- [The problem]: Quote the records below in full, exactly as given, with the images taken out.

───── Supplied records ─────

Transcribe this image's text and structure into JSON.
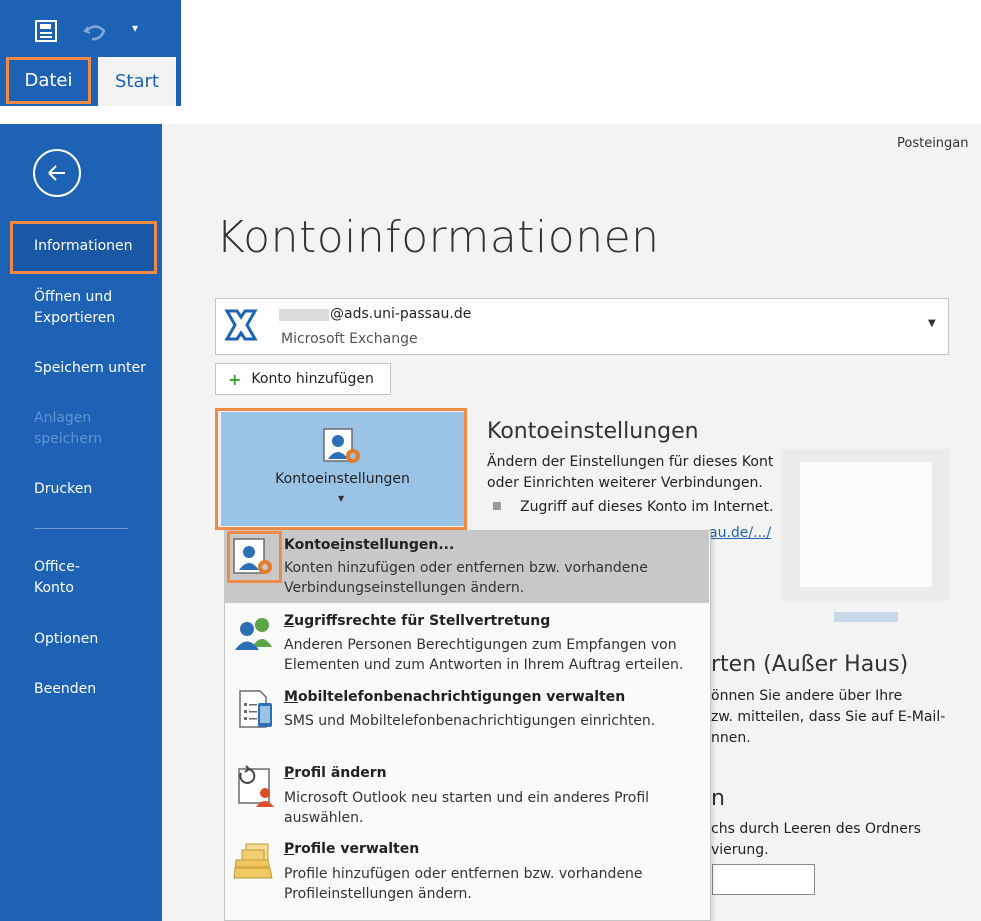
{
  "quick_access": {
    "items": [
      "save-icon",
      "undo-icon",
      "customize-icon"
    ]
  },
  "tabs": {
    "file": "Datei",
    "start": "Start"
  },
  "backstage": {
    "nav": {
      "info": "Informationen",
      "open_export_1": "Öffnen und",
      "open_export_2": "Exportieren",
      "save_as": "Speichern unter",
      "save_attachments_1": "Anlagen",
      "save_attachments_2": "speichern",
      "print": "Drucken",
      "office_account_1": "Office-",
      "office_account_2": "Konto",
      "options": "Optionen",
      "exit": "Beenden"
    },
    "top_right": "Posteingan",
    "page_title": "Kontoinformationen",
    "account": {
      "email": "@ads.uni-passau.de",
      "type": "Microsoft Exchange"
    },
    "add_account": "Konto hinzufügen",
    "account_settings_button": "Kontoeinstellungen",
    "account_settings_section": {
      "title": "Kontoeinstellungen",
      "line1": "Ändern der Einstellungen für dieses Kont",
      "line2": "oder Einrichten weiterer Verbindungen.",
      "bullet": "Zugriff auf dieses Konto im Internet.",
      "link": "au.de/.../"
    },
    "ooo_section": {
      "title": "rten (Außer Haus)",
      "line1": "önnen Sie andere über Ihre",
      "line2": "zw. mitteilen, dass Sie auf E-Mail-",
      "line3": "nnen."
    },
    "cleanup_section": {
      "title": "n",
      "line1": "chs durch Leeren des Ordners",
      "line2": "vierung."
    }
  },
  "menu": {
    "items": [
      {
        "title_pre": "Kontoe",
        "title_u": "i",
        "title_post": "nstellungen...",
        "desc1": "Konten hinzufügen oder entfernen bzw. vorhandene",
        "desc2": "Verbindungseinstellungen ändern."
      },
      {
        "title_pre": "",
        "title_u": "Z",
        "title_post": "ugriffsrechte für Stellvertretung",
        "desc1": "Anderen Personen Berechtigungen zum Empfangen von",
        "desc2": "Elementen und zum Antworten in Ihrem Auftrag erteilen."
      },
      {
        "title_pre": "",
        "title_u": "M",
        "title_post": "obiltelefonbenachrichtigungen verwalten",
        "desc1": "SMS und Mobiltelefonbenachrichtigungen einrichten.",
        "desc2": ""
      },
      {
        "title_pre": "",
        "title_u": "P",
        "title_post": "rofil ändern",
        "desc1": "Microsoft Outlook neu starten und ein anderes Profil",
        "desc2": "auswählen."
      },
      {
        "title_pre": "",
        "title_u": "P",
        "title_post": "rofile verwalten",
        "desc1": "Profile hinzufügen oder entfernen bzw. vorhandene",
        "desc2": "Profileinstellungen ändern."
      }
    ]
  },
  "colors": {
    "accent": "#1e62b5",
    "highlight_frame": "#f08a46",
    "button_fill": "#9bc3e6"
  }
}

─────

- [Result of this exercise]:
Transcribe this image's text and structure into JSON.
{
  "quick_access": {
    "items": [
      "save-icon",
      "undo-icon",
      "customize-icon"
    ]
  },
  "tabs": {
    "file": "Datei",
    "start": "Start"
  },
  "backstage": {
    "nav": {
      "info": "Informationen",
      "open_export_1": "Öffnen und",
      "open_export_2": "Exportieren",
      "save_as": "Speichern unter",
      "save_attachments_1": "Anlagen",
      "save_attachments_2": "speichern",
      "print": "Drucken",
      "office_account_1": "Office-",
      "office_account_2": "Konto",
      "options": "Optionen",
      "exit": "Beenden"
    },
    "top_right": "Posteingan",
    "page_title": "Kontoinformationen",
    "account": {
      "email": "@ads.uni-passau.de",
      "type": "Microsoft Exchange"
    },
    "add_account": "Konto hinzufügen",
    "account_settings_button": "Kontoeinstellungen",
    "account_settings_section": {
      "title": "Kontoeinstellungen",
      "line1": "Ändern der Einstellungen für dieses Kont",
      "line2": "oder Einrichten weiterer Verbindungen.",
      "bullet": "Zugriff auf dieses Konto im Internet.",
      "link": "au.de/.../"
    },
    "ooo_section": {
      "title": "rten (Außer Haus)",
      "line1": "önnen Sie andere über Ihre",
      "line2": "zw. mitteilen, dass Sie auf E-Mail-",
      "line3": "nnen."
    },
    "cleanup_section": {
      "title": "n",
      "line1": "chs durch Leeren des Ordners",
      "line2": "vierung."
    }
  },
  "menu": {
    "items": [
      {
        "title_pre": "Kontoe",
        "title_u": "i",
        "title_post": "nstellungen...",
        "desc1": "Konten hinzufügen oder entfernen bzw. vorhandene",
        "desc2": "Verbindungseinstellungen ändern."
      },
      {
        "title_pre": "",
        "title_u": "Z",
        "title_post": "ugriffsrechte für Stellvertretung",
        "desc1": "Anderen Personen Berechtigungen zum Empfangen von",
        "desc2": "Elementen und zum Antworten in Ihrem Auftrag erteilen."
      },
      {
        "title_pre": "",
        "title_u": "M",
        "title_post": "obiltelefonbenachrichtigungen verwalten",
        "desc1": "SMS und Mobiltelefonbenachrichtigungen einrichten.",
        "desc2": ""
      },
      {
        "title_pre": "",
        "title_u": "P",
        "title_post": "rofil ändern",
        "desc1": "Microsoft Outlook neu starten und ein anderes Profil",
        "desc2": "auswählen."
      },
      {
        "title_pre": "",
        "title_u": "P",
        "title_post": "rofile verwalten",
        "desc1": "Profile hinzufügen oder entfernen bzw. vorhandene",
        "desc2": "Profileinstellungen ändern."
      }
    ]
  },
  "colors": {
    "accent": "#1e62b5",
    "highlight_frame": "#f08a46",
    "button_fill": "#9bc3e6"
  }
}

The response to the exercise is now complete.